→ Work required:
Where a line of the data holds the word "saniye", copy that line.

╭─ Given information

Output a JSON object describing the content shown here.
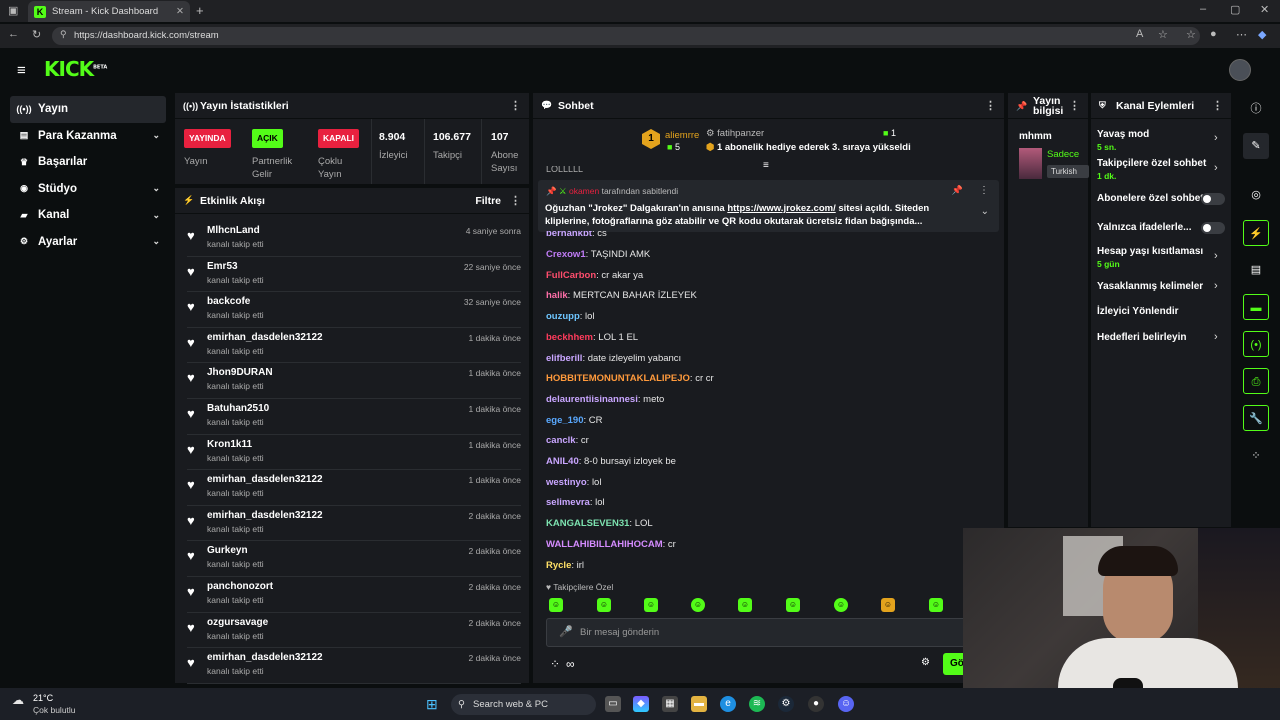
{
  "browser": {
    "tab_title": "Stream - Kick Dashboard",
    "url": "https://dashboard.kick.com/stream"
  },
  "logo": "KICK",
  "logo_badge": "BETA",
  "nav": [
    {
      "label": "Yayın",
      "icon": "broadcast-icon"
    },
    {
      "label": "Para Kazanma",
      "icon": "money-icon"
    },
    {
      "label": "Başarılar",
      "icon": "trophy-icon"
    },
    {
      "label": "Stüdyo",
      "icon": "studio-icon"
    },
    {
      "label": "Kanal",
      "icon": "channel-icon"
    },
    {
      "label": "Ayarlar",
      "icon": "settings-icon"
    }
  ],
  "stats": {
    "title": "Yayın İstatistikleri",
    "yayin": {
      "badge": "YAYINDA",
      "label": "Yayın"
    },
    "partner": {
      "badge": "AÇIK",
      "label1": "Partnerlik",
      "label2": "Gelir"
    },
    "coklu": {
      "badge": "KAPALI",
      "label1": "Çoklu",
      "label2": "Yayın"
    },
    "izleyici": {
      "value": "8.904",
      "label": "İzleyici"
    },
    "takipci": {
      "value": "106.677",
      "label": "Takipçi"
    },
    "abone": {
      "value": "107",
      "label1": "Abone",
      "label2": "Sayısı"
    }
  },
  "activity": {
    "title": "Etkinlik Akışı",
    "filter": "Filtre",
    "sub": "kanalı takip etti",
    "rows": [
      {
        "name": "MlhcnLand",
        "time": "4 saniye sonra"
      },
      {
        "name": "Emr53",
        "time": "22 saniye önce"
      },
      {
        "name": "backcofe",
        "time": "32 saniye önce"
      },
      {
        "name": "emirhan_dasdelen32122",
        "time": "1 dakika önce"
      },
      {
        "name": "Jhon9DURAN",
        "time": "1 dakika önce"
      },
      {
        "name": "Batuhan2510",
        "time": "1 dakika önce"
      },
      {
        "name": "Kron1k11",
        "time": "1 dakika önce"
      },
      {
        "name": "emirhan_dasdelen32122",
        "time": "1 dakika önce"
      },
      {
        "name": "emirhan_dasdelen32122",
        "time": "2 dakika önce"
      },
      {
        "name": "Gurkeyn",
        "time": "2 dakika önce"
      },
      {
        "name": "panchonozort",
        "time": "2 dakika önce"
      },
      {
        "name": "ozgursavage",
        "time": "2 dakika önce"
      },
      {
        "name": "emirhan_dasdelen32122",
        "time": "2 dakika önce"
      }
    ]
  },
  "chat": {
    "title": "Sohbet",
    "gift": {
      "rank": "1",
      "user": "aliemrre",
      "count": "5",
      "gifter": "fatihpanzer",
      "gifter_count": "1",
      "text": "1 abonelik hediye ederek 3. sıraya yükseldi"
    },
    "pinned": {
      "by": "okamen",
      "by_suffix": "tarafından sabitlendi",
      "text1": "Oğuzhan \"Jrokez\" Dalgakıran'ın anısına ",
      "link": "https://www.jrokez.com/",
      "text2": " sitesi açıldı. Siteden",
      "text3": "kliplerine, fotoğraflarına göz atabilir ve QR kodu okutarak ücretsiz fidan bağışında..."
    },
    "partial_top": "LOLLLLL",
    "partial_user": "berhankbt",
    "partial_text": "cs",
    "messages": [
      {
        "user": "Crexow1",
        "text": "TAŞINDI AMK",
        "color": "#c07cf6"
      },
      {
        "user": "FullCarbon",
        "text": "cr akar ya",
        "color": "#ff4d6d"
      },
      {
        "user": "halik",
        "text": "MERTCAN BAHAR İZLEYEK",
        "color": "#ff6fa8"
      },
      {
        "user": "ouzupp",
        "text": "lol",
        "color": "#6ec6ff"
      },
      {
        "user": "beckhhem",
        "text": "LOL 1 EL",
        "color": "#ff3b5c"
      },
      {
        "user": "elifberill",
        "text": "date izleyelim yabancı",
        "color": "#c9a6ff"
      },
      {
        "user": "HOBBITEMONUNTAKLALIPEJO",
        "text": "cr cr",
        "color": "#ff9a3c"
      },
      {
        "user": "delaurentiisinannesi",
        "text": "meto",
        "color": "#c9a6ff"
      },
      {
        "user": "ege_190",
        "text": "CR",
        "color": "#5aa9ff"
      },
      {
        "user": "canclk",
        "text": "cr",
        "color": "#c9a6ff"
      },
      {
        "user": "ANIL40",
        "text": "8-0 bursayi izloyek be",
        "color": "#c9a6ff"
      },
      {
        "user": "westinyo",
        "text": "lol",
        "color": "#c9a6ff"
      },
      {
        "user": "selimevra",
        "text": "lol",
        "color": "#c9a6ff"
      },
      {
        "user": "KANGALSEVEN31",
        "text": "LOL",
        "color": "#7de3b0"
      },
      {
        "user": "WALLAHIBILLAHIHOCAM",
        "text": "cr",
        "color": "#d58cff"
      },
      {
        "user": "Rycle",
        "text": "irl",
        "color": "#ffe066"
      }
    ],
    "followers_only": "Takipçilere Özel",
    "input_placeholder": "Bir mesaj gönderin",
    "send": "Gö"
  },
  "info": {
    "title1": "Yayın",
    "title2": "bilgisi",
    "name": "mhmm",
    "desc": "Sadece",
    "lang": "Turkish"
  },
  "actions": {
    "title": "Kanal Eylemleri",
    "slow": {
      "label": "Yavaş mod",
      "sub": "5 sn."
    },
    "followers": {
      "label": "Takipçilere özel sohbet",
      "sub": "1 dk."
    },
    "subs": {
      "label": "Abonelere özel sohbet"
    },
    "emotes": {
      "label": "Yalnızca ifadelerle..."
    },
    "age": {
      "label": "Hesap yaşı kısıtlaması",
      "sub": "5 gün"
    },
    "banned": {
      "label": "Yasaklanmış kelimeler"
    },
    "redirect": {
      "label": "İzleyici Yönlendir"
    },
    "targets": {
      "label": "Hedefleri belirleyin"
    }
  },
  "taskbar": {
    "weather_temp": "21°C",
    "weather_desc": "Çok bulutlu",
    "search": "Search web & PC"
  },
  "colors": {
    "accent": "#53fc18",
    "panel": "#191b1f",
    "bg": "#0b0e0f"
  }
}
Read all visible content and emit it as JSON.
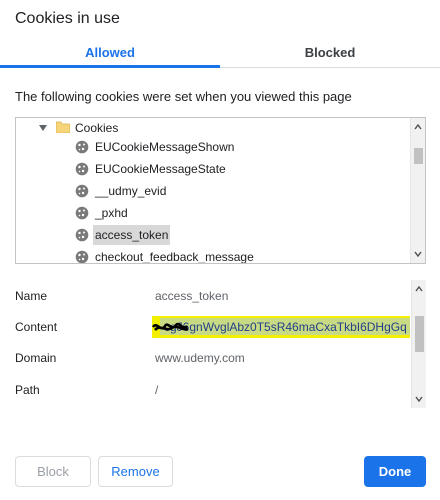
{
  "dialog": {
    "title": "Cookies in use"
  },
  "tabs": [
    {
      "label": "Allowed",
      "active": true
    },
    {
      "label": "Blocked",
      "active": false
    }
  ],
  "intro_text": "The following cookies were set when you viewed this page",
  "tree": {
    "folder_label": "Cookies",
    "items": [
      {
        "label": "EUCookieMessageShown"
      },
      {
        "label": "EUCookieMessageState"
      },
      {
        "label": "__udmy_evid"
      },
      {
        "label": "_pxhd"
      },
      {
        "label": "access_token",
        "selected": true
      },
      {
        "label": "checkout_feedback_message"
      }
    ]
  },
  "details": {
    "name": {
      "label": "Name",
      "value": "access_token"
    },
    "content": {
      "label": "Content",
      "value": "cgJ6gnWvglAbz0T5sR46maCxaTkbI6DHgGq"
    },
    "domain": {
      "label": "Domain",
      "value": "www.udemy.com"
    },
    "path": {
      "label": "Path",
      "value": "/"
    }
  },
  "buttons": {
    "block": "Block",
    "remove": "Remove",
    "done": "Done"
  },
  "colors": {
    "accent": "#1a73e8",
    "highlight": "#f2f000"
  }
}
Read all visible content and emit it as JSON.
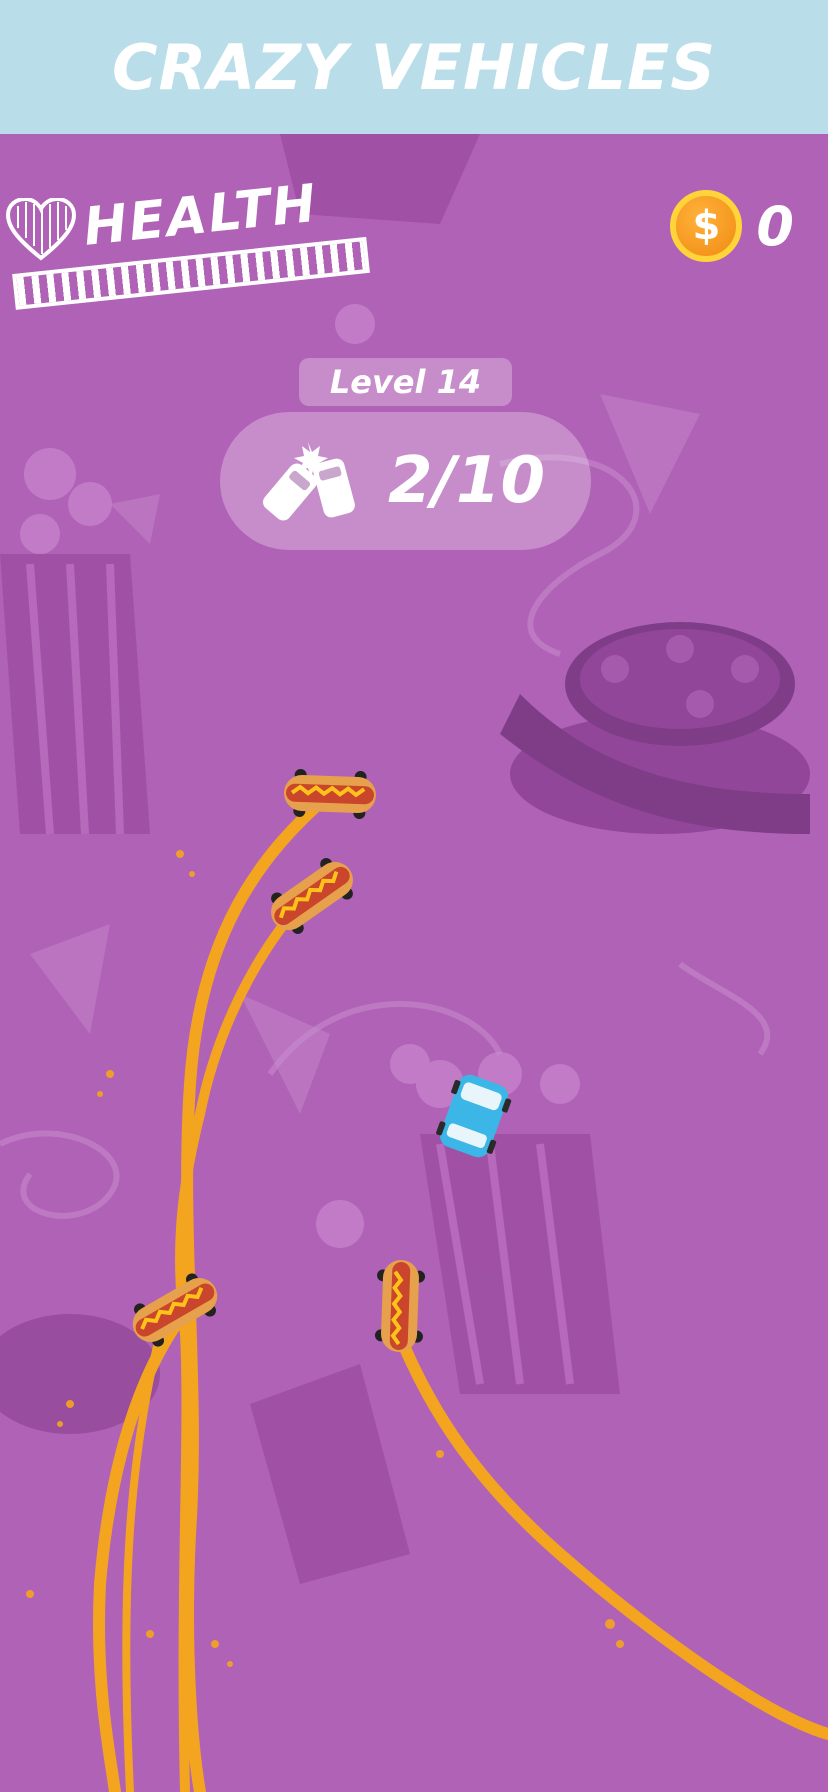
{
  "banner": {
    "title": "CRAZY VEHICLES"
  },
  "hud": {
    "health_label": "HEALTH",
    "health_fraction": 1.0,
    "coin_symbol": "$",
    "coins": "0",
    "level_label": "Level 14",
    "crash_count": "2/10"
  },
  "colors": {
    "banner_bg": "#b9dde9",
    "play_bg": "#b062b6",
    "mustard_trail": "#f4a51f",
    "player_car": "#3cb6e6",
    "coin": "#f08a12"
  },
  "icons": [
    "heart-icon",
    "coin-icon",
    "crash-cars-icon",
    "hotdog-car",
    "player-car"
  ]
}
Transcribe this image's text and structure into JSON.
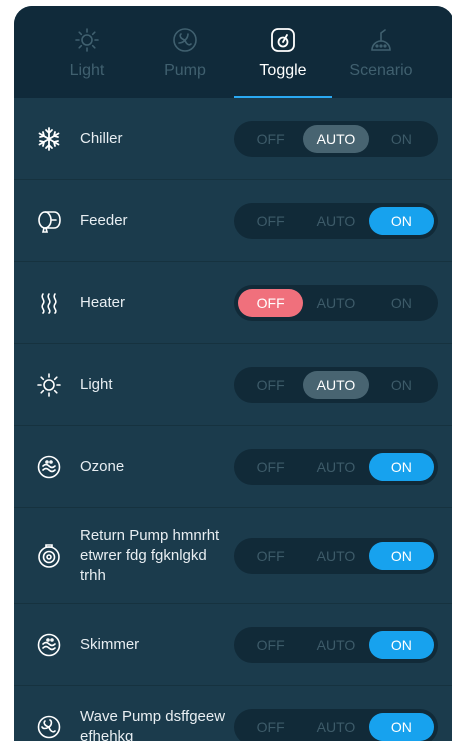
{
  "tabs": [
    {
      "label": "Light",
      "icon": "sun-icon",
      "active": false
    },
    {
      "label": "Pump",
      "icon": "pump-icon",
      "active": false
    },
    {
      "label": "Toggle",
      "icon": "toggle-icon",
      "active": true
    },
    {
      "label": "Scenario",
      "icon": "scenario-icon",
      "active": false
    }
  ],
  "options": {
    "off": "OFF",
    "auto": "AUTO",
    "on": "ON"
  },
  "colors": {
    "on": "#17a2ee",
    "auto": "#486471",
    "off": "#f0707c"
  },
  "devices": [
    {
      "name": "Chiller",
      "icon": "snowflake-icon",
      "state": "auto"
    },
    {
      "name": "Feeder",
      "icon": "feeder-icon",
      "state": "on"
    },
    {
      "name": "Heater",
      "icon": "heat-waves-icon",
      "state": "off"
    },
    {
      "name": "Light",
      "icon": "sun-icon",
      "state": "auto"
    },
    {
      "name": "Ozone",
      "icon": "ozone-icon",
      "state": "on"
    },
    {
      "name": "Return Pump hmnrht etwrer fdg fgknlgkd trhh",
      "icon": "return-pump-icon",
      "state": "on"
    },
    {
      "name": "Skimmer",
      "icon": "skimmer-icon",
      "state": "on"
    },
    {
      "name": "Wave Pump dsffgeew efhehkg",
      "icon": "wave-pump-icon",
      "state": "on"
    }
  ]
}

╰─

→ Solution to the exercise:
        "time": "4 saniye sonra"
        "time": "22 saniye önce"
        "time": "32 saniye önce"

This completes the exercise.